While on the surface this appears positive and in line with employee expectations, it can also come at a cost. Loneliness is a real issue for many workers, with detachment having not only an impact on performance but also on confidence; leading to reductions in engagement and performance.
Managing remote workers takes skill and effort beyond a reliance on email or other technical solutions for collaboration. HR professionals need to work with managers to find ways to connect through the phone, in person and through teleconferencing. They can also use feedback to find out what people feel about their levels of connection and how that impacts on their engagement and productivity. Talking to staff about their experiences is also a useful reason to bring people together to talk about how their experience can be enhanced.
It is also important for organisations to be clear with their staff that working at home does not come with an instruction to stay glued to a screen all day. Working at home without the distractions of the chat and breaks is much more intense than being in an office. Time away from the screen is needed on a regular basis, hopefully with some fresh air as well.
Detachment does not only occur with those who are home-based. It can happen in organisations where staff have high levels of screen time and limited opportunities for interaction and connection. Here, creating opportunities for connection and ensuring people can digitally disconnect at points throughout the day is the solution. But remember, people are different so it’s important to talk to them and find out what would work for them. You’ll find some have no issues with managing and regulating their detachment whereas for others, having more structured ways to interact with their colleagues would be a joy. It’s about finding the right balance.

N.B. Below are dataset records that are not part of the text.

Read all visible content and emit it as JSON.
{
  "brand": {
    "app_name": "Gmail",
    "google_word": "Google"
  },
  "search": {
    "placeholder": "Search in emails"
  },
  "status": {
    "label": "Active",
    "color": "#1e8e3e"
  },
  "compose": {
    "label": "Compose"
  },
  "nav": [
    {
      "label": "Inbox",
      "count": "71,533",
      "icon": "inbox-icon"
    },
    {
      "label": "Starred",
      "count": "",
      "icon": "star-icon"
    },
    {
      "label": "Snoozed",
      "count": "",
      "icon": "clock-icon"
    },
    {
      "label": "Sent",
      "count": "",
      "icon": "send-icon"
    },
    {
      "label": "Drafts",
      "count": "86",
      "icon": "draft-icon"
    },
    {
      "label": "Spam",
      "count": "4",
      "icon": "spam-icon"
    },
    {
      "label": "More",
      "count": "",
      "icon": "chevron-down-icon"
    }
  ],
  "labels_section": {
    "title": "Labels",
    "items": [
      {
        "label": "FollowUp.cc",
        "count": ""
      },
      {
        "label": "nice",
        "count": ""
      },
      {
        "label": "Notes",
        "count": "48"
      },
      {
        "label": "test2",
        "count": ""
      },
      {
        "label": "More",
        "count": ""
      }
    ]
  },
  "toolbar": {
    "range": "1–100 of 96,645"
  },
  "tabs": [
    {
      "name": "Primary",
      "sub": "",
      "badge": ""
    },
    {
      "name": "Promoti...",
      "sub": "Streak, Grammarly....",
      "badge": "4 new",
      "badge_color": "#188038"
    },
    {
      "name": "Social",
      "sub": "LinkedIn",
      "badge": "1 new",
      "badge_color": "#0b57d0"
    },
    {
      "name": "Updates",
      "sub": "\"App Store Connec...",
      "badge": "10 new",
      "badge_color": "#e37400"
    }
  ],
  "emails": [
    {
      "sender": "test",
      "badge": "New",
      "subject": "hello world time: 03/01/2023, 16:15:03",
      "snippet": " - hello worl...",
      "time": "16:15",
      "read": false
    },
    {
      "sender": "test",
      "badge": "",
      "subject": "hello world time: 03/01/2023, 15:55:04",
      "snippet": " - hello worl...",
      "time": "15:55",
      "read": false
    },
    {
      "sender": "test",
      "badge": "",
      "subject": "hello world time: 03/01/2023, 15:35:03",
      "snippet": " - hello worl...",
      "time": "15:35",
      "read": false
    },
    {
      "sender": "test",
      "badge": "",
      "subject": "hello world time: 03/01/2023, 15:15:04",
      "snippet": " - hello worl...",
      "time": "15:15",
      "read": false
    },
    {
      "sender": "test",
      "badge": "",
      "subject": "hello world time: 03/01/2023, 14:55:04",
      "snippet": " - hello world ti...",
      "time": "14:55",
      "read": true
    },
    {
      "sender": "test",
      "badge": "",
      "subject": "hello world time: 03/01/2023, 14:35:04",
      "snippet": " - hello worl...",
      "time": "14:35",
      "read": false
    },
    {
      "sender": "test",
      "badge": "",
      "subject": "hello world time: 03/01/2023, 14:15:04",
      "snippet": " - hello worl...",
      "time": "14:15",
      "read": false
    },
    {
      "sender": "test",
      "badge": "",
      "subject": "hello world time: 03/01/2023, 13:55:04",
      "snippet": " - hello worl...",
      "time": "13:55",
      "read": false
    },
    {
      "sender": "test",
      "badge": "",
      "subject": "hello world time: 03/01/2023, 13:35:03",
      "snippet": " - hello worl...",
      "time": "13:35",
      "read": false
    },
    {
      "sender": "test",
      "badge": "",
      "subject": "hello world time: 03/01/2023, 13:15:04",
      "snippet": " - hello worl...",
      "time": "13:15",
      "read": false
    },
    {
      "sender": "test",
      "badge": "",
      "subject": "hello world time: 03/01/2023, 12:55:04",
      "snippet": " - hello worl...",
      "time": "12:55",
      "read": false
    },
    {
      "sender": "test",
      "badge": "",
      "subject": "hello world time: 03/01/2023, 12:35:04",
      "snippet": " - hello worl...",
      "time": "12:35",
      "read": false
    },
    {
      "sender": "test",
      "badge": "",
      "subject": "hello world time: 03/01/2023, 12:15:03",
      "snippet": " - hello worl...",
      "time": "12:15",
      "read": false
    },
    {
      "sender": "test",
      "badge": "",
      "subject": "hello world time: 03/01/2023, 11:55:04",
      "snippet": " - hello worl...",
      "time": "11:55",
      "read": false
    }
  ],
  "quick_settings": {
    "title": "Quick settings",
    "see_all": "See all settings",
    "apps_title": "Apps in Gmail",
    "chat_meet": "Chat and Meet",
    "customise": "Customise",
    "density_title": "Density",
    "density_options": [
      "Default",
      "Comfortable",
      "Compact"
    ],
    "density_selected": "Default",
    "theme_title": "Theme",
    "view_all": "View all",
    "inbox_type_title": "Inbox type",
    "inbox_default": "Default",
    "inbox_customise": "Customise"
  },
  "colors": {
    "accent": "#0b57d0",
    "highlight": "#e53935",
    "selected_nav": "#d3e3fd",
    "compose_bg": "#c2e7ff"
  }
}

And remember, whatever you advocate it will only happen if modelled by the top team and senior managers. You need to get these people on-board to drive the change. Only then can you take action to ensure that loneliness and isolation is recognised as an increasing risk, that it’s talked about and acted upon.
Angela O’Connor is CEO and Founder of The HR Lounge, a boutique HR consultancy which works with private and public sector organisations. (www.thehrlounge.co.uk)